South Sea Islander rock wall | Robert Ashdown © Queensland Government

History buffs you’ll love Mon Repos—it may not be our biggest park, but what it lacks in size, it makes up for in heart. Time, and the elements, have been kind enough to leave behind some reminders of earlier days—if you know where to look!

Mon Repos is culturally significant for the four identified First Nations groups—Taribelang Bunda, Gooreng Gooreng, Gurang, and Byellee peoples. Today, large shell middens and the remnants of a stone fish trap to the north of Mon Repos tell the story of the ancient gatherings and feasts that took place here.

Over the last 130 years, foreign influence has shaped Mon Repos. In 1893, France chose Mon Repos beach as the connection point for a telegraph cable stretching from New Caledonia to Australia. For 30 years this cable connected Australia to the rest of the world. Today, on extremely low tides, you can still see traces of the cable, halfway along the southern end of Mon Repos beach.

The French connection isn’t the only foreign influence in the area. Take a wander down to the South Sea Islander rock wall for an insight into the early sugar industry. There were no electric tools in 1884, so imagine how many Islanders it took, and how hard it was, to hand-build this 1.6km long rock wall.

For a flashback to a time when Australia’s coastline was under threat, take a stroll in the rainforest along the 4.5km return Mon Repos coastal track. In a flat of basalt rocks, south of Cable House Creek, you’ll find four bunkers built during the battle of the Coral Sea in 1942.

Flying high, well, almost

Historic black and white image of biplane and three men including Bert Hinkler (pilot), one woman and one child, wearing 1912 clothing, standing near the plane.
Bert Hinkler and his plane in 1912 | Photo courtesy of Hinkler House Memorial Museum

Bert Hinkler was a legend! Stories of his triumphs and his tragic death have been well-told—from his first solo flight from England to Australia in 1928 to flying across the Southern Atlantic Ocean three years later.

But did you know it all began with his first successful glider flight, right here in Mon Repos? Bert’s glider only climbed to 10m above the sand dunes, but it launched him on a runway to fame. You can see where it all began if you head just a short walk north along the Turtle Trail. How much has changed in over a century—we now have jets, frequent flyer points and test flights into space! Wonder what Bert would have thought of all of that?

Ready to create magical memories?

Take another look at all that Mon Repos has to offer—even if you you’re not visiting the centre!

Remember to check Park alerts read up on all COVID-19 updates before you go.

Last updated: 20 October 2020

Acknowledgement of Country

The Department of Environment and Science acknowledges Aboriginal peoples and Torres Strait Islander peoples as the Traditional Owners and custodians of the land.
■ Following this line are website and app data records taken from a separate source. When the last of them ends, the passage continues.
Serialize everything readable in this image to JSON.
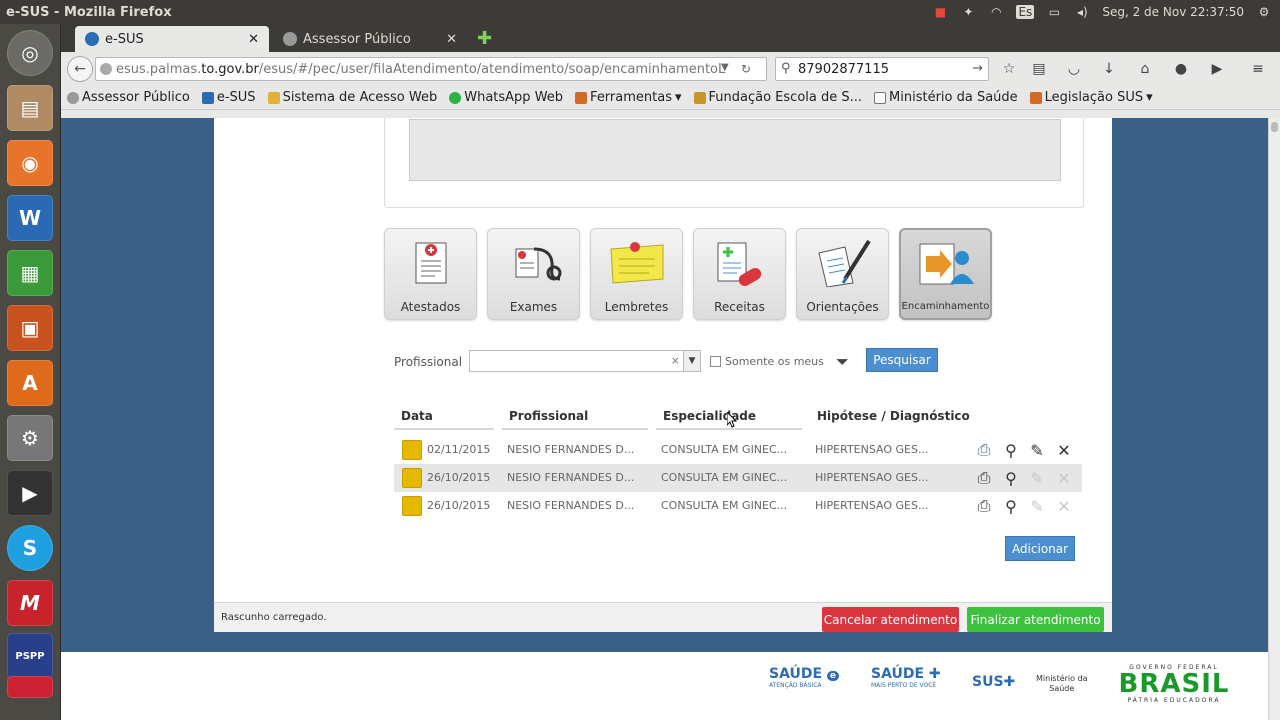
{
  "os": {
    "window_title": "e-SUS - Mozilla Firefox",
    "keyboard_layout": "Es",
    "datetime": "Seg, 2 de Nov 22:37:50"
  },
  "browser": {
    "tabs": [
      {
        "title": "e-SUS",
        "active": true
      },
      {
        "title": "Assessor Público",
        "active": false
      }
    ],
    "url_prefix": "esus.palmas.",
    "url_domain": "to.gov.br",
    "url_path": "/esus/#/pec/user/filaAtendimento/atendimento/soap/encaminhamentoL",
    "search_value": "87902877115",
    "bookmarks": [
      "Assessor Público",
      "e-SUS",
      "Sistema de Acesso Web",
      "WhatsApp Web",
      "Ferramentas",
      "Fundação Escola de S...",
      "Ministério da Saúde",
      "Legislação SUS"
    ]
  },
  "page": {
    "tiles": [
      {
        "label": "Atestados"
      },
      {
        "label": "Exames"
      },
      {
        "label": "Lembretes"
      },
      {
        "label": "Receitas"
      },
      {
        "label": "Orientações"
      },
      {
        "label": "Encaminhamento"
      }
    ],
    "filter": {
      "profissional_label": "Profissional",
      "profissional_value": "",
      "clear_glyph": "×",
      "somente_meus_label": "Somente os meus",
      "search_button": "Pesquisar"
    },
    "grid": {
      "headers": [
        "Data",
        "Profissional",
        "Especialidade",
        "Hipótese / Diagnóstico"
      ],
      "rows": [
        {
          "data": "02/11/2015",
          "profissional": "NESIO FERNANDES D...",
          "especialidade": "CONSULTA EM GINEC...",
          "hipotese": "HIPERTENSAO GES...",
          "editable": true
        },
        {
          "data": "26/10/2015",
          "profissional": "NESIO FERNANDES D...",
          "especialidade": "CONSULTA EM GINEC...",
          "hipotese": "HIPERTENSAO GES...",
          "editable": false
        },
        {
          "data": "26/10/2015",
          "profissional": "NESIO FERNANDES D...",
          "especialidade": "CONSULTA EM GINEC...",
          "hipotese": "HIPERTENSAO GES...",
          "editable": false
        }
      ]
    },
    "add_button": "Adicionar",
    "status_text": "Rascunho carregado.",
    "cancel_button": "Cancelar atendimento",
    "finish_button": "Finalizar atendimento"
  },
  "footer_logos": {
    "saude_ab": "SAÚDE",
    "saude_ab_sub": "ATENÇÃO BÁSICA",
    "saude_mpv": "SAÚDE",
    "saude_mpv_sub": "MAIS PERTO DE VOCÊ",
    "sus": "SUS",
    "ministerio_line1": "Ministério da",
    "ministerio_line2": "Saúde",
    "gov_federal": "GOVERNO FEDERAL",
    "brasil": "BRASIL",
    "patria": "PÁTRIA EDUCADORA"
  },
  "colors": {
    "accent": "#4b8fd0",
    "cancel": "#d9363e",
    "finish": "#3cc23c",
    "page_bg": "#3a6185",
    "folder": "#e6b800"
  }
}
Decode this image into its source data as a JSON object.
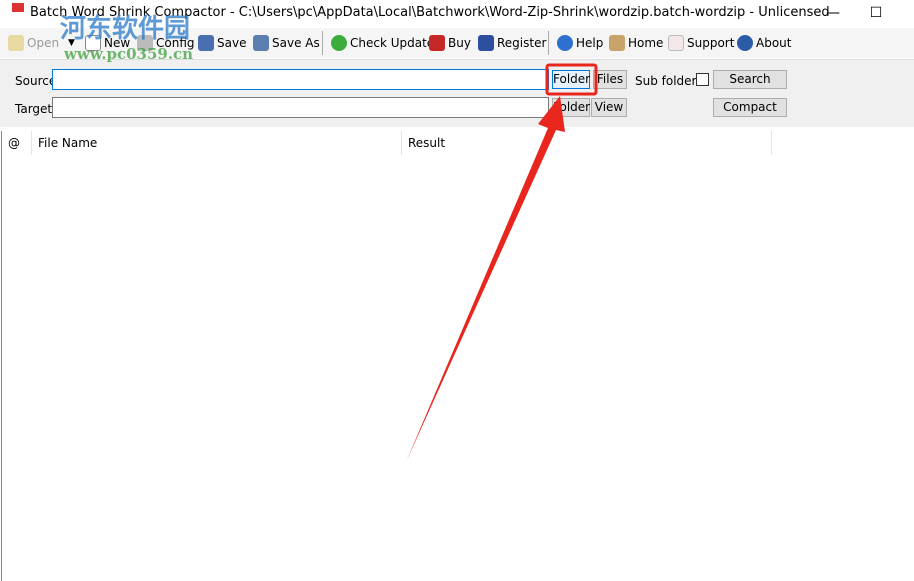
{
  "window": {
    "title": "Batch Word Shrink Compactor - C:\\Users\\pc\\AppData\\Local\\Batchwork\\Word-Zip-Shrink\\wordzip.batch-wordzip - Unlicensed",
    "minimize": "—",
    "maximize": "☐"
  },
  "toolbar": {
    "items": [
      {
        "label": "Open",
        "icon": "folder-open-icon"
      },
      {
        "label": "New",
        "icon": "new-document-icon"
      },
      {
        "label": "Config",
        "icon": "tools-icon"
      },
      {
        "label": "Save",
        "icon": "floppy-icon"
      },
      {
        "label": "Save As",
        "icon": "save-as-icon"
      },
      {
        "label": "Check Update",
        "icon": "refresh-icon"
      },
      {
        "label": "Buy",
        "icon": "cart-icon"
      },
      {
        "label": "Register",
        "icon": "user-icon"
      },
      {
        "label": "Help",
        "icon": "help-icon"
      },
      {
        "label": "Home",
        "icon": "home-icon"
      },
      {
        "label": "Support",
        "icon": "mail-icon"
      },
      {
        "label": "About",
        "icon": "info-icon"
      }
    ],
    "open_dropdown": "▼"
  },
  "form": {
    "source_label": "Source",
    "target_label": "Target",
    "source_value": "",
    "target_value": "",
    "folder": "Folder",
    "files": "Files",
    "view": "View",
    "subfolders": "Sub folders",
    "subfolders_checked": false,
    "search": "Search",
    "compact": "Compact"
  },
  "table": {
    "columns": [
      "@",
      "File Name",
      "Result"
    ],
    "rows": []
  },
  "watermark": {
    "text": "河东软件园",
    "url": "www.pc0359.cn"
  },
  "annotation": {
    "color": "#e8261e"
  }
}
We recognise their connection to land, sea and community, and pay our respects to Elders past, present and emerging.

Design developed by Boyd Blackman, a Butchulla and Birri Birri man, featuring the artwork of Elaine Chambers, a Koa (Guwa) and Kuku Yalanji woman.